-- Source records follows --

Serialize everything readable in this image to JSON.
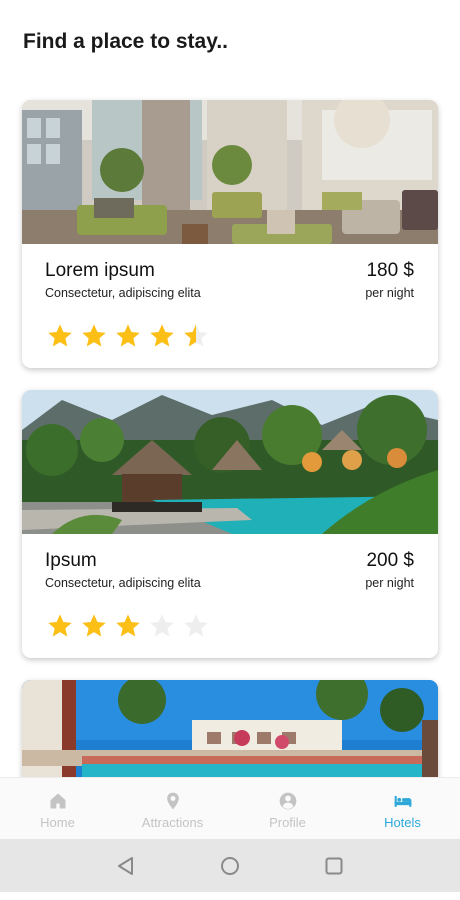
{
  "page": {
    "title": "Find a place to stay.."
  },
  "hotels": [
    {
      "name": "Lorem ipsum",
      "description": "Consectetur, adipiscing elita",
      "price": "180 $",
      "price_unit": "per night",
      "rating": 4.5,
      "max_rating": 5,
      "image": "hotel-lobby-image"
    },
    {
      "name": "Ipsum",
      "description": "Consectetur, adipiscing elita",
      "price": "200 $",
      "price_unit": "per night",
      "rating": 3,
      "max_rating": 5,
      "image": "tropical-pool-image"
    },
    {
      "image": "beach-resort-image"
    }
  ],
  "nav": {
    "items": [
      {
        "label": "Home",
        "icon": "home-icon",
        "active": false
      },
      {
        "label": "Attractions",
        "icon": "map-pin-icon",
        "active": false
      },
      {
        "label": "Profile",
        "icon": "profile-icon",
        "active": false
      },
      {
        "label": "Hotels",
        "icon": "bed-icon",
        "active": true
      }
    ]
  },
  "colors": {
    "accent": "#2ea8d9",
    "star_filled": "#fbbf16",
    "star_empty": "#eeeeee",
    "nav_inactive": "#c4c4c4"
  }
}
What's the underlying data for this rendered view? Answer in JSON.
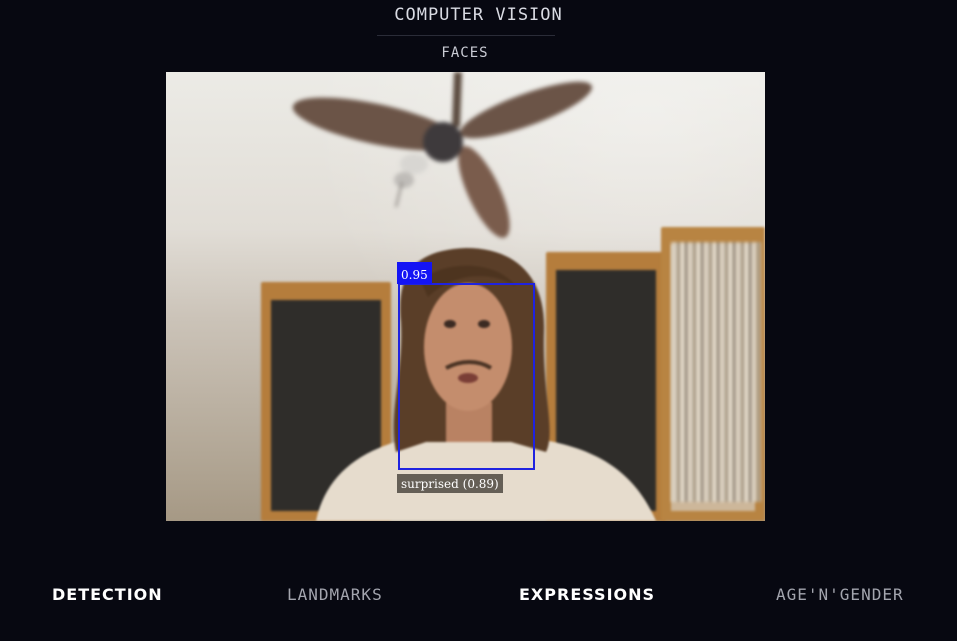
{
  "header": {
    "title": "COMPUTER VISION",
    "section": "FACES"
  },
  "detection": {
    "score": "0.95",
    "expression": "surprised (0.89)"
  },
  "nav": {
    "items": [
      {
        "label": "DETECTION",
        "active": true
      },
      {
        "label": "LANDMARKS",
        "active": false
      },
      {
        "label": "EXPRESSIONS",
        "active": true
      },
      {
        "label": "AGE'N'GENDER",
        "active": false
      }
    ]
  },
  "colors": {
    "background": "#070811",
    "box": "#1f22e0",
    "score_label_bg": "#1414f5"
  }
}
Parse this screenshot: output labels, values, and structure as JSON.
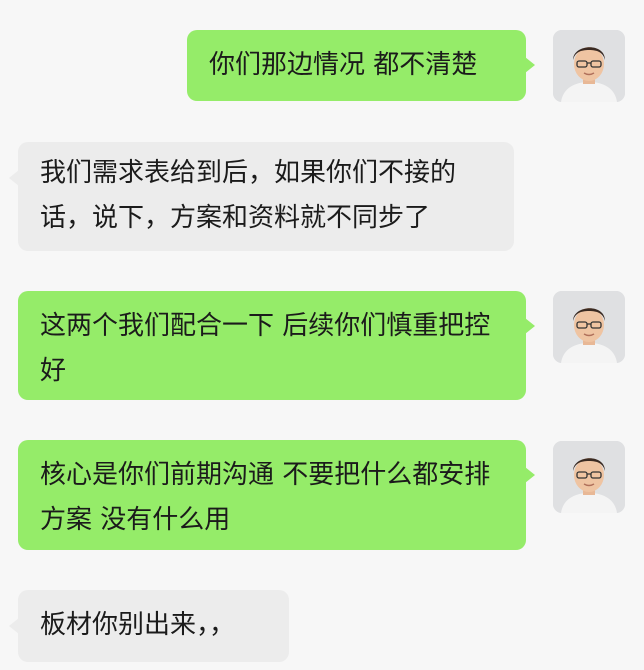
{
  "messages": [
    {
      "side": "sent",
      "text": "你们那边情况 都不清楚"
    },
    {
      "side": "received",
      "text": "我们需求表给到后，如果你们不接的话，说下，方案和资料就不同步了"
    },
    {
      "side": "sent",
      "text": "这两个我们配合一下 后续你们慎重把控好"
    },
    {
      "side": "sent",
      "text": "核心是你们前期沟通 不要把什么都安排方案 没有什么用"
    },
    {
      "side": "received",
      "text": "板材你别出来，，"
    }
  ],
  "colors": {
    "background": "#f7f7f7",
    "sent_bubble": "#95ec69",
    "received_bubble": "#ececec",
    "text": "#1b1b1b"
  },
  "avatar_icon": "user-avatar-icon"
}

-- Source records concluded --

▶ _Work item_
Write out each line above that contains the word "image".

▶ _Response to the task_
Serialize everything readable in this image to JSON.
      "image": "hotel-lobby-image"
      "image": "tropical-pool-image"
      "image": "beach-resort-image"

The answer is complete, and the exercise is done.